• **Data supplied**
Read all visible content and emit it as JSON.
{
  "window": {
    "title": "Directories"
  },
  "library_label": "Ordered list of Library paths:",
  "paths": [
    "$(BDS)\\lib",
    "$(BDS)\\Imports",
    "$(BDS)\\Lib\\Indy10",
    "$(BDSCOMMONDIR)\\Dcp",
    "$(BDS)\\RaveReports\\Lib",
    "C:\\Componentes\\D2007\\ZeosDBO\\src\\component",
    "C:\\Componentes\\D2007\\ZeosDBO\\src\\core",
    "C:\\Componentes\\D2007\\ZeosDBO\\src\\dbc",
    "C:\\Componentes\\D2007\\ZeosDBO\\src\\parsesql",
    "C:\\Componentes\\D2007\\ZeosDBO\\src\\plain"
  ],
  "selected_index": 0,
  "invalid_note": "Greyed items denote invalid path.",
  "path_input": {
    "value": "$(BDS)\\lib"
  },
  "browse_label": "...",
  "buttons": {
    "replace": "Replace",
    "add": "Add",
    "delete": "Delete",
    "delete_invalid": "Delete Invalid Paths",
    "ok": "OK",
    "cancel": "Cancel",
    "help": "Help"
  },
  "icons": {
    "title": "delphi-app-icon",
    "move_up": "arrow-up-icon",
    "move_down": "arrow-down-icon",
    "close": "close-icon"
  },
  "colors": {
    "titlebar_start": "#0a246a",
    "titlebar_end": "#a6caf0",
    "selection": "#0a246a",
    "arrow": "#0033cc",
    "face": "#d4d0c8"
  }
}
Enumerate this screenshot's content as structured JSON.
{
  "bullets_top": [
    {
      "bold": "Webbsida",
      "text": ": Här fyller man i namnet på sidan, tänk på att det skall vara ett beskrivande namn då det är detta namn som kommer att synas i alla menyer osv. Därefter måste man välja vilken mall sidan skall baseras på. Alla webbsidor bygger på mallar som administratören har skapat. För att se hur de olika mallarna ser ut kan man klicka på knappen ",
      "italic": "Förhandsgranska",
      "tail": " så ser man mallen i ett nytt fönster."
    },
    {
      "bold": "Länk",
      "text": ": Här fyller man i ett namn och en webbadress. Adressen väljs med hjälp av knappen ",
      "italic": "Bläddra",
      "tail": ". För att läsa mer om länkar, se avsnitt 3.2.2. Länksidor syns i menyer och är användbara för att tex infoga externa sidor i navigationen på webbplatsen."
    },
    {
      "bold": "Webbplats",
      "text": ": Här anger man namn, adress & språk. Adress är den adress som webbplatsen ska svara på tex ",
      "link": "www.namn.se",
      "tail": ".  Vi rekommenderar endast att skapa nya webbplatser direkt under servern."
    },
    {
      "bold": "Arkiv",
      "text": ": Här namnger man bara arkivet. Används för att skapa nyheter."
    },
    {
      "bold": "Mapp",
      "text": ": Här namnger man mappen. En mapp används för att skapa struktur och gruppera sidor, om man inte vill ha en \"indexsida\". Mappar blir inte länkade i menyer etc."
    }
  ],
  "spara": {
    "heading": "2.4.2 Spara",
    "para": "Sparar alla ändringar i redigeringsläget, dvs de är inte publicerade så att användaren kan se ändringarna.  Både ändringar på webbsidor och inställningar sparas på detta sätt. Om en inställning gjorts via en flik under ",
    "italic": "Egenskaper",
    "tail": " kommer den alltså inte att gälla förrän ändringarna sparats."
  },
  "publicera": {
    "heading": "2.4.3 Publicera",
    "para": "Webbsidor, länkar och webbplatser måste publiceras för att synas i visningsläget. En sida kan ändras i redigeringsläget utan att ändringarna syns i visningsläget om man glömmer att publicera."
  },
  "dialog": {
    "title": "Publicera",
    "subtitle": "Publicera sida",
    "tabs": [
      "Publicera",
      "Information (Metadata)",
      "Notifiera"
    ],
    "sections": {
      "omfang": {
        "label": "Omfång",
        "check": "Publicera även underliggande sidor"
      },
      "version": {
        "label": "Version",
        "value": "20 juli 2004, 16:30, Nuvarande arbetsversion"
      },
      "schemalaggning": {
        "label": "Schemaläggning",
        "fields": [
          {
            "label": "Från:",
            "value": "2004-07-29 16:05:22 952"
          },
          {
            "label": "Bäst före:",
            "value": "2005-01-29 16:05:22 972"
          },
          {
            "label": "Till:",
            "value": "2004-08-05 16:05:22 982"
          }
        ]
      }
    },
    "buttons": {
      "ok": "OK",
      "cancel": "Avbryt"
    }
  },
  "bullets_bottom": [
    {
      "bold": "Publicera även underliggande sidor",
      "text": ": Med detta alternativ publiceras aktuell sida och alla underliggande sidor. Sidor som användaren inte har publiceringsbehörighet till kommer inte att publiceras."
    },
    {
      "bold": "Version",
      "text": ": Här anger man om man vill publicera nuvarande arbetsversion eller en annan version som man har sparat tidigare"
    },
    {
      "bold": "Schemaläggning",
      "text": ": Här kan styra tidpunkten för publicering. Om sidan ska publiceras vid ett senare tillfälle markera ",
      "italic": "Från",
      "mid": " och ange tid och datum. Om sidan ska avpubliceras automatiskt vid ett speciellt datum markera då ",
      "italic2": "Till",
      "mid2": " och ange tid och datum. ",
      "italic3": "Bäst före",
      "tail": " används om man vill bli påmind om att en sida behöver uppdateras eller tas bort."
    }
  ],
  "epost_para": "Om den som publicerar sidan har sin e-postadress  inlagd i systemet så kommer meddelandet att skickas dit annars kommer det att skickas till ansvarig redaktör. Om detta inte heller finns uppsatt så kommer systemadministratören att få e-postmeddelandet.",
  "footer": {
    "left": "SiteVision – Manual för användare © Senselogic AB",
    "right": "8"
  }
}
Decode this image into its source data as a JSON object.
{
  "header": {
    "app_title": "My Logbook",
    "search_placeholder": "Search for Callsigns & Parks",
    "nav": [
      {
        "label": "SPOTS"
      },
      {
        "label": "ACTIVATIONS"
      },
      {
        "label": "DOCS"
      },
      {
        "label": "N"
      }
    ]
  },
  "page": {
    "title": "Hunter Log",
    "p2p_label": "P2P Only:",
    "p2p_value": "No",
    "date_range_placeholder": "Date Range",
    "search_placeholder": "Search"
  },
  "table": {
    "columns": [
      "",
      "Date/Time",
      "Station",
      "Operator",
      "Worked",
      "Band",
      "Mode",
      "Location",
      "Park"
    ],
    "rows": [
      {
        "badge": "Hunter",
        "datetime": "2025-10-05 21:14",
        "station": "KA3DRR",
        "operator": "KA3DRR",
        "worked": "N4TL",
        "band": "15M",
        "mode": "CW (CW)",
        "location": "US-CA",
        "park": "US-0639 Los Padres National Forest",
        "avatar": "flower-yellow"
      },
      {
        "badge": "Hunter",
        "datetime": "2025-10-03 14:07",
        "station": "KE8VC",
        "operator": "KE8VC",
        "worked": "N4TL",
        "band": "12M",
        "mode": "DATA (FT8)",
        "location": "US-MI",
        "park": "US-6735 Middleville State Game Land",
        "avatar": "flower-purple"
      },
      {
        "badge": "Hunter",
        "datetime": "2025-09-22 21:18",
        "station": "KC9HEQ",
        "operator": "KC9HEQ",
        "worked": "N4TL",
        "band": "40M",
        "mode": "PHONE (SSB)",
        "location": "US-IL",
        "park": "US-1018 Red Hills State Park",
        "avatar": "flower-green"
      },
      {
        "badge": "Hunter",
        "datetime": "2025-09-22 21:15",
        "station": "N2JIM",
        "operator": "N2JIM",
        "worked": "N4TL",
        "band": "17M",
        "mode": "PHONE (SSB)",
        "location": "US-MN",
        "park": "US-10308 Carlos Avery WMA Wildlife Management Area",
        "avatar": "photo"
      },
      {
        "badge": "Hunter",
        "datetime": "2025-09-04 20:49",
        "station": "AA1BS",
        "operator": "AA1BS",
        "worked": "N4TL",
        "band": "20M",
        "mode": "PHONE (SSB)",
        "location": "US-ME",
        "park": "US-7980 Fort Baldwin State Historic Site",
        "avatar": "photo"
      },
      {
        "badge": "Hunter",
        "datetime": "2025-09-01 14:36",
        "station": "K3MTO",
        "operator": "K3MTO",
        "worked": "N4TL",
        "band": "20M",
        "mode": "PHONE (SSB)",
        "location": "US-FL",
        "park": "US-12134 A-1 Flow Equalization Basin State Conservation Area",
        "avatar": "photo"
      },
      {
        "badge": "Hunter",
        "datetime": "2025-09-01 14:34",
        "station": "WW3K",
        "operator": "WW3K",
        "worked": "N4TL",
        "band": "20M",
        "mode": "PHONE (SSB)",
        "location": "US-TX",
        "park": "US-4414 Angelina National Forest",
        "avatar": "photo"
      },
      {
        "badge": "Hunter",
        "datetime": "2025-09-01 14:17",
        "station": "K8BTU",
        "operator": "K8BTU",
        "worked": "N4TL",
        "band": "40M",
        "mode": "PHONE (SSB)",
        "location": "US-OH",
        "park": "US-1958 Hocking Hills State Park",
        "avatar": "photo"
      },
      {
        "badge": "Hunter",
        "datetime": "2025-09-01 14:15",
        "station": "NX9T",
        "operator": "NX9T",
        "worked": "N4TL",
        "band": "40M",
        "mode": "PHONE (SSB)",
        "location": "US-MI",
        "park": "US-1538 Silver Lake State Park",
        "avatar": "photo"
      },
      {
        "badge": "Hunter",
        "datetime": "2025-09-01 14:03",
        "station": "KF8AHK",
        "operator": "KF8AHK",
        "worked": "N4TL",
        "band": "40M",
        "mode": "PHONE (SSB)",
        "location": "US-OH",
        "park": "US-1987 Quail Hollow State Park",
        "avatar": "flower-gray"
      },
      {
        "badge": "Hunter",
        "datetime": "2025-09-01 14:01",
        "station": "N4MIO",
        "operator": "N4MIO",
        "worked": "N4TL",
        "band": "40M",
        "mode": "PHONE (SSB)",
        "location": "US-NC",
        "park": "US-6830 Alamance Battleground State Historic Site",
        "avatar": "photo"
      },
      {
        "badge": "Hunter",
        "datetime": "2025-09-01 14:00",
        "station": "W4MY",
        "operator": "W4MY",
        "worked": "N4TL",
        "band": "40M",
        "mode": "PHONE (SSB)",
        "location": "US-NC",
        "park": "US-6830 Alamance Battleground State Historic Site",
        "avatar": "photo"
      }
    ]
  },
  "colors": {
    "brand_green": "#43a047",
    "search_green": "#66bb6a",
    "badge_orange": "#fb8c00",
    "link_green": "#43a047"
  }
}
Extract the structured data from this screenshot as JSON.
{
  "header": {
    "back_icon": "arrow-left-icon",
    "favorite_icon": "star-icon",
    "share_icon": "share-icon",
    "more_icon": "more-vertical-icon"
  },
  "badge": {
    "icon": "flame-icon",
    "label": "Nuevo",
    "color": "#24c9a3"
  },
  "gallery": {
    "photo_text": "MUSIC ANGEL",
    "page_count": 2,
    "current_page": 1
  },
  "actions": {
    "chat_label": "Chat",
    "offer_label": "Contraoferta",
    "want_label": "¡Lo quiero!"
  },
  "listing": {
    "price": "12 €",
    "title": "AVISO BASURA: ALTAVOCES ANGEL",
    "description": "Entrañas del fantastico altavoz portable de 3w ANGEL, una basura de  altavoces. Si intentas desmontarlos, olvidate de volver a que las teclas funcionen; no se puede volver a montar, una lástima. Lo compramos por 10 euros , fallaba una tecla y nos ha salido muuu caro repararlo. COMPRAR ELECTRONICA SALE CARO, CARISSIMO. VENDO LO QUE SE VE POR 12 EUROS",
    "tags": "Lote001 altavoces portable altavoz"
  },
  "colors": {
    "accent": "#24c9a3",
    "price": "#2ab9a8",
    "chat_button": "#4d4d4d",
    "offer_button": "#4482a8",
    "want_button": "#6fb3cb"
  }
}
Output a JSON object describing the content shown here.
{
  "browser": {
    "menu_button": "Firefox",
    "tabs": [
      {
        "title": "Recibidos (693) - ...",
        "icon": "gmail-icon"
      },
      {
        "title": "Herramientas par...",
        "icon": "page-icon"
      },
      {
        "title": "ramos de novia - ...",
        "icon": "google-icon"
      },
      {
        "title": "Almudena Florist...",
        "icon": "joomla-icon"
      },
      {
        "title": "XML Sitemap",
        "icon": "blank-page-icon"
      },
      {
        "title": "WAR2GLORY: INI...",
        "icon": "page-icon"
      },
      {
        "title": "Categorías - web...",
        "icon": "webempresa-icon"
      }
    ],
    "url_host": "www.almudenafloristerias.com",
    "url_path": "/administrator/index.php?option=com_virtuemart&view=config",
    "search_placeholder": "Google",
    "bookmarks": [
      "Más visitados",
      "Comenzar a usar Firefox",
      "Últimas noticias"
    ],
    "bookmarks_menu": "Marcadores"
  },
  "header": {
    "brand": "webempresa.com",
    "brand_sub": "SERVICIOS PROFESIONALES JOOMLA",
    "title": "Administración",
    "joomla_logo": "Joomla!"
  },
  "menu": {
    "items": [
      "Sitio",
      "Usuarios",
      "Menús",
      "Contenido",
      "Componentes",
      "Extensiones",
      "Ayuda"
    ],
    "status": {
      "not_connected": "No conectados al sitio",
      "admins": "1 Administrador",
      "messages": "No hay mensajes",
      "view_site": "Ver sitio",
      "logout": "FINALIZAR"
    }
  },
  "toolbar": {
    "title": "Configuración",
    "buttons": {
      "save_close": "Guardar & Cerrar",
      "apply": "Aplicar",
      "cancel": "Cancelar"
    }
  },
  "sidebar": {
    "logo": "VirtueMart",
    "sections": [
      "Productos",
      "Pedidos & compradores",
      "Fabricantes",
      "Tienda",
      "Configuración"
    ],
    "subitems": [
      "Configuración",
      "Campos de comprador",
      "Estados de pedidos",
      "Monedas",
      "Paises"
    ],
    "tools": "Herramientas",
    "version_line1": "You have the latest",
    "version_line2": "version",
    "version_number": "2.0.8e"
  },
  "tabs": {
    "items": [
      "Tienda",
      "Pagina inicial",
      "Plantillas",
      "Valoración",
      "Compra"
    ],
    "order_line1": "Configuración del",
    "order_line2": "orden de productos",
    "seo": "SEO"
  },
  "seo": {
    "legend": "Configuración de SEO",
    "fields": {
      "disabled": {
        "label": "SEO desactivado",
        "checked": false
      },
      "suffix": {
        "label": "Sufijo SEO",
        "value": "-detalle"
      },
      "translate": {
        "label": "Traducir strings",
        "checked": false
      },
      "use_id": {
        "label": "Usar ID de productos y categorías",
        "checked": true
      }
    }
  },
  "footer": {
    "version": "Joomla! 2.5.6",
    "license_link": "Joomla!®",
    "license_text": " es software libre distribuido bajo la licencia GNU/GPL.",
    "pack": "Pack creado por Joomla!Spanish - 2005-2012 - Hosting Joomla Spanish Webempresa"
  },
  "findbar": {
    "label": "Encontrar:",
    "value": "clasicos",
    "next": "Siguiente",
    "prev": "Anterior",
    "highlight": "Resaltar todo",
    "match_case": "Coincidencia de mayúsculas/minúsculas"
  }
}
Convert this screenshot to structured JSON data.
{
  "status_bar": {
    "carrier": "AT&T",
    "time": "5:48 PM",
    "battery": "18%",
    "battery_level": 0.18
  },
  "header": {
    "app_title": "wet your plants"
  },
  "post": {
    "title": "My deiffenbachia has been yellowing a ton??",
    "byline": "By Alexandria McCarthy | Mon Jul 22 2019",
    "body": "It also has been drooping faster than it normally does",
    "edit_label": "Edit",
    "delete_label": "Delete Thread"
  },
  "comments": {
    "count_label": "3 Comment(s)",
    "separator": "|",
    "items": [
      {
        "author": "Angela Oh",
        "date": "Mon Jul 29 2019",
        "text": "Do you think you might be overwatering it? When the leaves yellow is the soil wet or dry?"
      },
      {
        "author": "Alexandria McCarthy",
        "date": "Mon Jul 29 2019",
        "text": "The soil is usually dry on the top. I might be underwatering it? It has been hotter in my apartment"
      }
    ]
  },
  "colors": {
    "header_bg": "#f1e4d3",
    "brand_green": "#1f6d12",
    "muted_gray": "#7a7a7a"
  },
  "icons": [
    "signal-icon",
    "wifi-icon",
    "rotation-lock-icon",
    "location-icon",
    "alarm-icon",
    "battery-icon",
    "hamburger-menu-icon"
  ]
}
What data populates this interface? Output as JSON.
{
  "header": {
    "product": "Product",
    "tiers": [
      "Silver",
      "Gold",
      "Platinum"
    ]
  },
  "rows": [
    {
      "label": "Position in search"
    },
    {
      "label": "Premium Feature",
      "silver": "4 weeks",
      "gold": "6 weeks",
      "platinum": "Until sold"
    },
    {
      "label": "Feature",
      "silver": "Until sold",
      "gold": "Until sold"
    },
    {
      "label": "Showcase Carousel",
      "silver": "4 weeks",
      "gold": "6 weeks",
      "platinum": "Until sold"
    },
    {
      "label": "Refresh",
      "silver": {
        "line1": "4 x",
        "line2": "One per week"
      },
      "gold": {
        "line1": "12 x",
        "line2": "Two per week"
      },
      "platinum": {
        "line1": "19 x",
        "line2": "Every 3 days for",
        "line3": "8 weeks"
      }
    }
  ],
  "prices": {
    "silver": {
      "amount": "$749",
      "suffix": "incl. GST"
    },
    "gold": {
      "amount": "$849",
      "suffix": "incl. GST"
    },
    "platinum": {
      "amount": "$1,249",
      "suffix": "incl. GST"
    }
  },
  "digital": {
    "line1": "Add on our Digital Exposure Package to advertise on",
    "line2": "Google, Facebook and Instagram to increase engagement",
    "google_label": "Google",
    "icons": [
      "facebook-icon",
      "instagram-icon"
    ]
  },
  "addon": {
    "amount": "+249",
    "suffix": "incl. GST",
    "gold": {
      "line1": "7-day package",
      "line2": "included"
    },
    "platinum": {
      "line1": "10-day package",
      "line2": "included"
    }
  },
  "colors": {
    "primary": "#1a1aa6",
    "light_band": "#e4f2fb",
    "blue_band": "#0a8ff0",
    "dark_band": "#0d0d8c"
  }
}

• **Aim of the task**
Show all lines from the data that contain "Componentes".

• **Response box**
    "C:\\Componentes\\D2007\\ZeosDBO\\src\\component",
    "C:\\Componentes\\D2007\\ZeosDBO\\src\\core",
    "C:\\Componentes\\D2007\\ZeosDBO\\src\\dbc",
    "C:\\Componentes\\D2007\\ZeosDBO\\src\\parsesql",
    "C:\\Componentes\\D2007\\ZeosDBO\\src\\plain"
      "Componentes",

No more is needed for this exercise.